# EXERCISE
Where in the listing does the string "date" appear? Copy every line that holds it.
● ● ● ●
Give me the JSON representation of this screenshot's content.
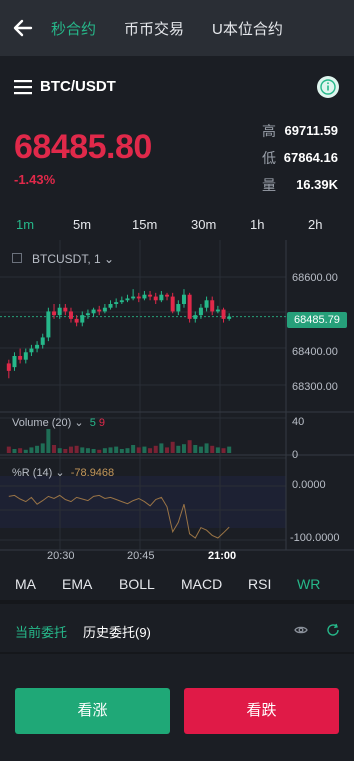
{
  "header": {
    "tabs": [
      "秒合约",
      "币币交易",
      "U本位合约"
    ],
    "active_tab": 0
  },
  "pair": {
    "name": "BTC/USDT"
  },
  "ticker": {
    "price": "68485.80",
    "change": "-1.43%",
    "stats": [
      {
        "label": "高",
        "value": "69711.59"
      },
      {
        "label": "低",
        "value": "67864.16"
      },
      {
        "label": "量",
        "value": "16.39K"
      }
    ]
  },
  "intervals": [
    "1m",
    "5m",
    "15m",
    "30m",
    "1h",
    "2h"
  ],
  "active_interval": "1m",
  "chart": {
    "symbol": "BTCUSDT, 1",
    "price_axis": [
      "68600.00",
      "68400.00",
      "68300.00"
    ],
    "current_price_tag": "68485.79",
    "volume_label": "Volume (20)",
    "volume_green": "5",
    "volume_red": "9",
    "volume_axis": [
      "40",
      "0"
    ],
    "wr_label": "%R (14)",
    "wr_value": "-78.9468",
    "wr_axis": [
      "0.0000",
      "-100.0000"
    ],
    "time_axis": [
      "20:30",
      "20:45",
      "21:00"
    ]
  },
  "chart_data": {
    "type": "candlestick",
    "symbol": "BTCUSDT",
    "interval": "1",
    "ylim": [
      68240,
      68660
    ],
    "candles": [
      [
        68360,
        68340,
        68370,
        68320
      ],
      [
        68350,
        68380,
        68390,
        68340
      ],
      [
        68380,
        68370,
        68400,
        68360
      ],
      [
        68370,
        68390,
        68400,
        68360
      ],
      [
        68390,
        68400,
        68410,
        68380
      ],
      [
        68400,
        68410,
        68420,
        68390
      ],
      [
        68410,
        68430,
        68440,
        68400
      ],
      [
        68430,
        68500,
        68510,
        68420
      ],
      [
        68500,
        68490,
        68520,
        68480
      ],
      [
        68490,
        68510,
        68520,
        68480
      ],
      [
        68510,
        68500,
        68520,
        68490
      ],
      [
        68500,
        68480,
        68510,
        68470
      ],
      [
        68480,
        68470,
        68490,
        68460
      ],
      [
        68470,
        68490,
        68500,
        68460
      ],
      [
        68490,
        68495,
        68505,
        68480
      ],
      [
        68495,
        68505,
        68510,
        68485
      ],
      [
        68505,
        68500,
        68515,
        68490
      ],
      [
        68500,
        68510,
        68520,
        68495
      ],
      [
        68510,
        68520,
        68530,
        68505
      ],
      [
        68520,
        68525,
        68535,
        68510
      ],
      [
        68525,
        68530,
        68540,
        68520
      ],
      [
        68530,
        68535,
        68545,
        68525
      ],
      [
        68535,
        68540,
        68560,
        68530
      ],
      [
        68540,
        68535,
        68550,
        68525
      ],
      [
        68535,
        68545,
        68555,
        68530
      ],
      [
        68545,
        68540,
        68555,
        68530
      ],
      [
        68540,
        68530,
        68550,
        68520
      ],
      [
        68530,
        68545,
        68555,
        68525
      ],
      [
        68545,
        68540,
        68550,
        68530
      ],
      [
        68540,
        68500,
        68550,
        68495
      ],
      [
        68500,
        68520,
        68530,
        68490
      ],
      [
        68520,
        68545,
        68560,
        68510
      ],
      [
        68545,
        68480,
        68550,
        68470
      ],
      [
        68480,
        68490,
        68500,
        68470
      ],
      [
        68490,
        68510,
        68520,
        68480
      ],
      [
        68510,
        68530,
        68540,
        68500
      ],
      [
        68530,
        68500,
        68540,
        68490
      ],
      [
        68500,
        68505,
        68515,
        68495
      ],
      [
        68505,
        68480,
        68510,
        68470
      ],
      [
        68480,
        68486,
        68495,
        68475
      ]
    ],
    "volume": [
      8,
      5,
      6,
      4,
      7,
      9,
      12,
      30,
      10,
      6,
      5,
      8,
      9,
      7,
      6,
      5,
      4,
      6,
      7,
      8,
      5,
      6,
      10,
      7,
      8,
      6,
      9,
      12,
      7,
      14,
      9,
      11,
      16,
      10,
      8,
      12,
      9,
      7,
      6,
      8
    ],
    "wr_line": [
      -20,
      -18,
      -25,
      -30,
      -22,
      -35,
      -28,
      -20,
      -24,
      -18,
      -26,
      -30,
      -22,
      -25,
      -28,
      -20,
      -18,
      -24,
      -22,
      -26,
      -30,
      -34,
      -28,
      -24,
      -30,
      -38,
      -26,
      -22,
      -40,
      -88,
      -70,
      -35,
      -92,
      -100,
      -80,
      -85,
      -95,
      -100,
      -90,
      -79
    ],
    "time_axis": [
      "20:30",
      "20:45",
      "21:00"
    ]
  },
  "indicators": [
    "MA",
    "EMA",
    "BOLL",
    "MACD",
    "RSI",
    "WR"
  ],
  "active_indicator": "WR",
  "orders": {
    "tabs": [
      "当前委托",
      "历史委托(9)"
    ],
    "active": 0
  },
  "actions": {
    "up_label": "看涨",
    "down_label": "看跌"
  },
  "colors": {
    "green": "#26b88a",
    "red": "#e0294a",
    "background": "#1b1e24"
  }
}
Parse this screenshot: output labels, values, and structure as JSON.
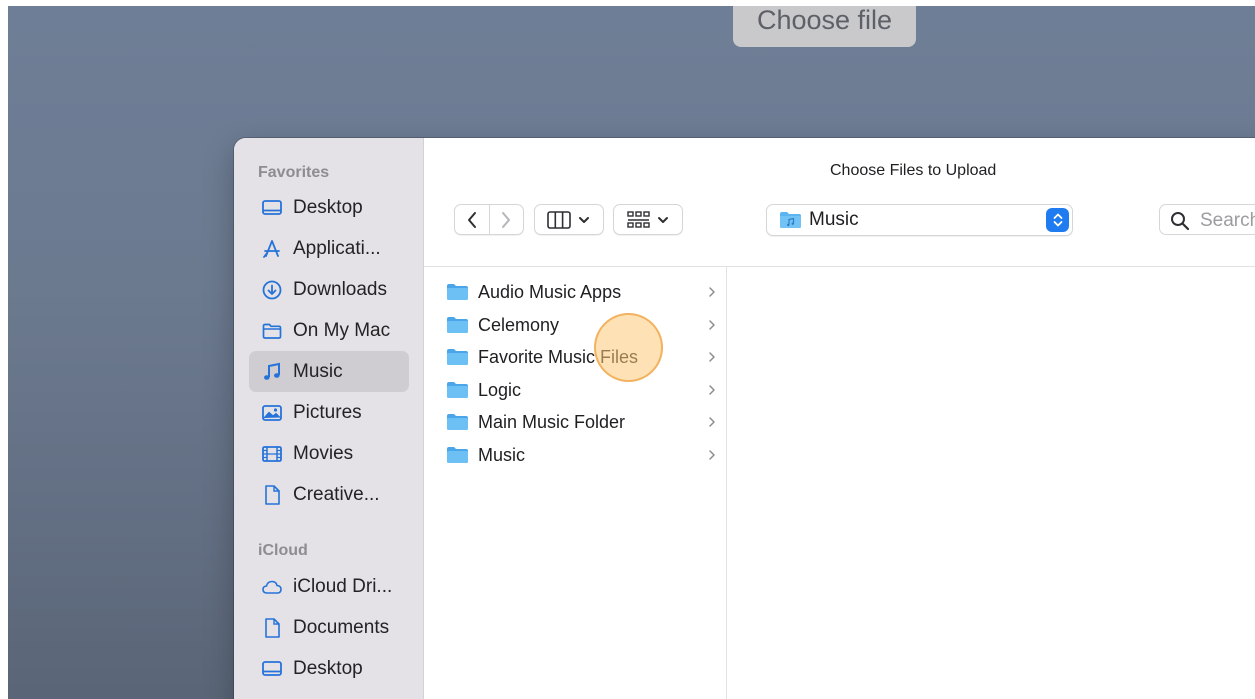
{
  "page": {
    "choose_file_button": "Choose file"
  },
  "dialog": {
    "title": "Choose Files to Upload",
    "path_popup": {
      "label": "Music"
    },
    "search": {
      "placeholder": "Search"
    }
  },
  "sidebar": {
    "favorites_header": "Favorites",
    "icloud_header": "iCloud",
    "favorites": [
      {
        "label": "Desktop",
        "icon": "desktop-icon"
      },
      {
        "label": "Applicati...",
        "icon": "applications-icon"
      },
      {
        "label": "Downloads",
        "icon": "downloads-icon"
      },
      {
        "label": "On My Mac",
        "icon": "folder-icon"
      },
      {
        "label": "Music",
        "icon": "music-note-icon",
        "selected": true
      },
      {
        "label": "Pictures",
        "icon": "pictures-icon"
      },
      {
        "label": "Movies",
        "icon": "film-icon"
      },
      {
        "label": "Creative...",
        "icon": "document-icon"
      }
    ],
    "icloud": [
      {
        "label": "iCloud Dri...",
        "icon": "cloud-icon"
      },
      {
        "label": "Documents",
        "icon": "document-icon"
      },
      {
        "label": "Desktop",
        "icon": "desktop-icon"
      }
    ]
  },
  "files": [
    {
      "name": "Audio Music Apps",
      "kind": "folder"
    },
    {
      "name": "Celemony",
      "kind": "folder"
    },
    {
      "name": "Favorite Music Files",
      "kind": "folder"
    },
    {
      "name": "Logic",
      "kind": "folder"
    },
    {
      "name": "Main Music Folder",
      "kind": "folder"
    },
    {
      "name": "Music",
      "kind": "folder"
    }
  ],
  "colors": {
    "accent": "#1f7bf0",
    "folder_blue": "#5ab4f0",
    "sidebar_icon": "#2573d9",
    "click_highlight": "#fdc878"
  }
}
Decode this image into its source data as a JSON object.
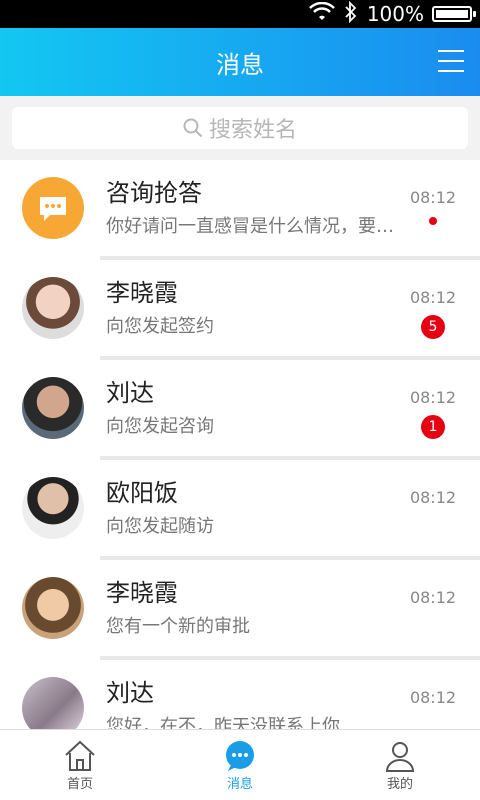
{
  "status": {
    "battery": "100%"
  },
  "header": {
    "title": "消息"
  },
  "search": {
    "placeholder": "搜索姓名"
  },
  "messages": [
    {
      "name": "咨询抢答",
      "text": "你好请问一直感冒是什么情况，要…",
      "time": "08:12",
      "badge": "",
      "dot": true,
      "avatar": "chat-icon"
    },
    {
      "name": "李晓霞",
      "text": "向您发起签约",
      "time": "08:12",
      "badge": "5",
      "dot": false,
      "avatar": "photo"
    },
    {
      "name": "刘达",
      "text": "向您发起咨询",
      "time": "08:12",
      "badge": "1",
      "dot": false,
      "avatar": "photo"
    },
    {
      "name": "欧阳饭",
      "text": "向您发起随访",
      "time": "08:12",
      "badge": "",
      "dot": false,
      "avatar": "photo"
    },
    {
      "name": "李晓霞",
      "text": "您有一个新的审批",
      "time": "08:12",
      "badge": "",
      "dot": false,
      "avatar": "photo"
    },
    {
      "name": "刘达",
      "text": "您好，在不，昨天没联系上你",
      "time": "08:12",
      "badge": "",
      "dot": false,
      "avatar": "photo"
    }
  ],
  "tabs": [
    {
      "label": "首页",
      "icon": "home-icon"
    },
    {
      "label": "消息",
      "icon": "message-icon"
    },
    {
      "label": "我的",
      "icon": "user-icon"
    }
  ],
  "colors": {
    "accent": "#1a9de8",
    "badge": "#e60012",
    "chat_avatar": "#f7a834"
  }
}
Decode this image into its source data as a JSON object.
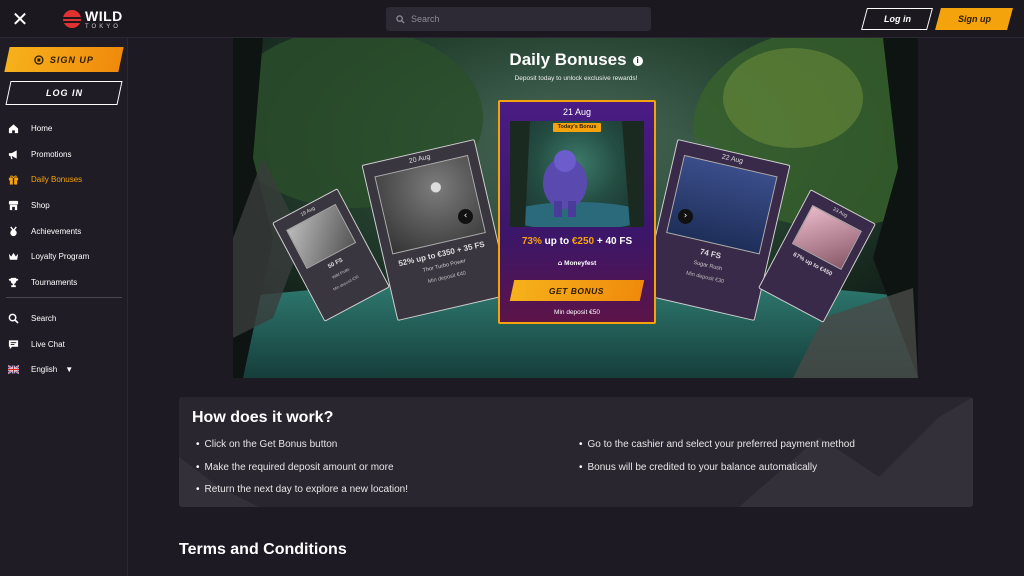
{
  "header": {
    "logo_word": "WILD",
    "logo_sub": "TOKYO",
    "search_placeholder": "Search",
    "login_label": "Log in",
    "signup_label": "Sign up"
  },
  "sidebar": {
    "signup_label": "SIGN UP",
    "login_label": "LOG IN",
    "items": [
      {
        "label": "Home",
        "icon": "home-icon"
      },
      {
        "label": "Promotions",
        "icon": "megaphone-icon"
      },
      {
        "label": "Daily Bonuses",
        "icon": "gift-icon",
        "active": true
      },
      {
        "label": "Shop",
        "icon": "shop-icon"
      },
      {
        "label": "Achievements",
        "icon": "medal-icon"
      },
      {
        "label": "Loyalty Program",
        "icon": "crown-icon"
      },
      {
        "label": "Tournaments",
        "icon": "trophy-icon"
      }
    ],
    "items2": [
      {
        "label": "Search",
        "icon": "search-icon"
      },
      {
        "label": "Live Chat",
        "icon": "chat-icon"
      },
      {
        "label": "English",
        "icon": "uk-flag-icon"
      }
    ]
  },
  "hero": {
    "title": "Daily Bonuses",
    "subtitle": "Deposit today to unlock exclusive rewards!",
    "main_card": {
      "date": "21 Aug",
      "badge": "Today's Bonus",
      "offer_percent": "73%",
      "offer_mid": " up to ",
      "offer_amount": "€250",
      "offer_fs": " + 40 FS",
      "game": "Moneyfest",
      "button": "GET BONUS",
      "min_deposit": "Min deposit €50"
    },
    "left_card": {
      "date": "20 Aug",
      "offer": "52% up to €350 + 35 FS",
      "game": "Thor Turbo Power",
      "min": "Min deposit €40"
    },
    "far_left_card": {
      "date": "19 Aug",
      "offer": "50 FS",
      "game": "Wild Fruits",
      "min": "Min deposit €30"
    },
    "right_card": {
      "date": "22 Aug",
      "offer": "74 FS",
      "game": "Sugar Rush",
      "min": "Min deposit €30"
    },
    "far_right_card": {
      "date": "23 Aug",
      "offer": "67% up to €450",
      "game": "",
      "min": ""
    }
  },
  "how": {
    "title": "How does it work?",
    "left": [
      "Click on the Get Bonus button",
      "Make the required deposit amount or more",
      "Return the next day to explore a new location!"
    ],
    "right": [
      "Go to the cashier and select your preferred payment method",
      "Bonus will be credited to your balance automatically"
    ]
  },
  "terms_title": "Terms and Conditions",
  "colors": {
    "accent": "#f5a30c",
    "bg": "#1e1a24",
    "card_purple": "#4a1c84"
  }
}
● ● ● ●
# ANSWER BOX
      "date": "21 Aug",
      "date": "20 Aug",
      "date": "19 Aug",
      "date": "22 Aug",
      "date": "23 Aug",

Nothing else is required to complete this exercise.